If you are a conservative American don’t be discouraged because a few names have fallen off the wagon. Remember the alternatives and that most of the liberals were not ever on the wagon to begin with. Fight the good fight.

As for faith in God remember as the ball drops this year in Times Square there is also a door closing to a countdown of God’s prophetic timetable. Don’t bother with a New Years resolution and don’t insult God by bringing in the New Year with a drunk and a midnight kiss. Its not about resolutions or reformations it’s about repentance. Pause as the New Year comes in and get right with God.

With a simple and heartfelt prayer in the privacy of your home, office or car you can call upon Christ to forgive all your sins and invite him to come into your life. He won’t refuse anyone and that always included you. Happy New Year America!

Communism Is Right For China

Americans are afraid of communism because is goes against everything we stand for. For as long as I can remember, I’ve been taught that America is Freedom. Without freedom, life is not worth l living.
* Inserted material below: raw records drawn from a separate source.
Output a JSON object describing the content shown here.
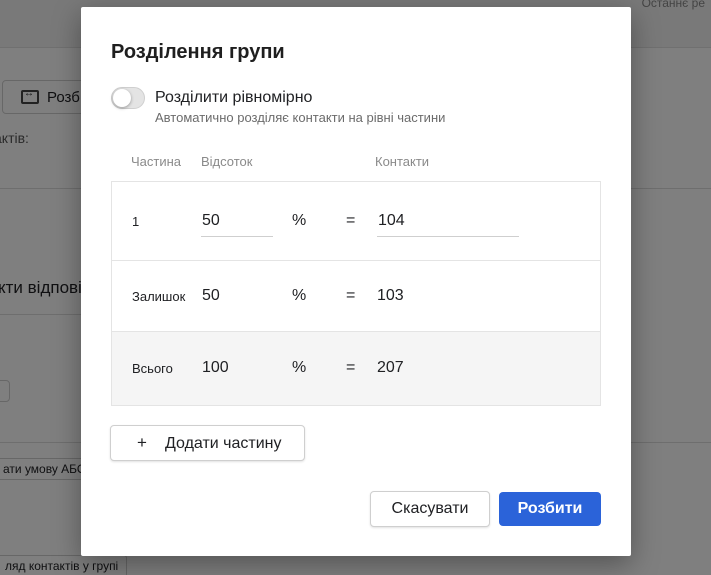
{
  "background": {
    "top_right_text": "Останнє ре",
    "split_button_label": "Розб",
    "contacts_label": "актів:",
    "section_heading": "кти відповід",
    "condition_button_label": "ати умову АБО",
    "view_button_label": "ляд контактів у групі"
  },
  "dialog": {
    "title": "Розділення групи",
    "toggle": {
      "label": "Розділити рівномірно",
      "description": "Автоматично розділяє контакти на рівні частини",
      "checked": false
    },
    "columns": {
      "part": "Частина",
      "percent": "Відсоток",
      "contacts": "Контакти"
    },
    "rows": [
      {
        "part": "1",
        "percent": "50",
        "percent_sign": "%",
        "equals": "=",
        "contacts": "104",
        "editable": true
      },
      {
        "part": "Залишок",
        "percent": "50",
        "percent_sign": "%",
        "equals": "=",
        "contacts": "103",
        "editable": false
      },
      {
        "part": "Всього",
        "percent": "100",
        "percent_sign": "%",
        "equals": "=",
        "contacts": "207",
        "editable": false
      }
    ],
    "add_part_button": {
      "icon": "plus-icon",
      "label": "Додати частину"
    },
    "cancel_button": "Скасувати",
    "split_button": "Розбити"
  },
  "colors": {
    "primary": "#2b63d9",
    "overlay": "rgba(0,0,0,0.5)",
    "total_row_bg": "#f5f5f5"
  }
}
It’s given to us at birth. It’s part of our culture and inseparable from history. Bear with me as the details are becoming fuzzy. High school American history class seems further and further away, but considering I’m in the same boat with most Americans on this one, this is how I remember it.

The king of England was a despotic and tyrannical ruler and tried to impose new religion upon his people, some of which refused to accept this new blasphemous way of life. So they decided to move to a new land, where they would not be persecuted – America. They got to America but the kind was still trying to exercise his rule over this new colony with tea, and taxes, etc. This continued for a while until we had enough. We fought the good fight and through perseverance and with the name of Good on our side, we won. We created a new country that would not repeat the same mistakes of the past. No one ruler was fit to make decisions for everyone; therefore this power would be put into the hands of the people. Everyone would be free unless that freedom imposed upon the freedom of others.

This idea of freedom and the American way stayed with us for three hundred years. Our forefathers were people who fought “the man” and won. They were rebels who took down the system for the good everyone and despite all the nay-sayers, created a newer, better way of life.

It’s not the same in China.

China has 5000 years of a single, infallible man with a God-given right ruling everyone. From the time of tribal society, to feudalism, emperors, into the communism of Mao Zi dong and now “socialism with Chinese characteristics”, their society has always been ruled in this way. Anyone who rebelled was quickly silenced. Equally, on a much smaller scale, family values, based very heavily on Confucianism, says that sons must listen to fathers, younger brothers to older brothers, women to men, workers to bosses, as well as many other ‘natural’ roles of society which one must abide to. These are the pillars of society and the way things are meant to be. Without this structure, we’re all destined to be climbing in the trees. If you break these rules, you’re a rogue, a menace to society, an outcast.

Furthermore, China is just so big; you can’t possibly listen to everyone. I’m an English teacher in China so I sympathize. The difference between a class of 8 and 20 is immense. The way you teach, reward, and punish is completely different. Sure it’s great for everyone to contribute with a class of eight. When I’ve got an hour to teach the past participle to a class of twenty middle school students? The girl in the back on her mobile phone – forget her. The guy trying to make a joke about my big nose – get out. In the same fashion, China’s government must be different to that of America’s. The history, culture, and size requires it. Sure there are problems with their system, but is American democracy flawless? I say rake the leave on your own front yard before you stark raking someone else’s. China knows best how to deal with Chinese problems.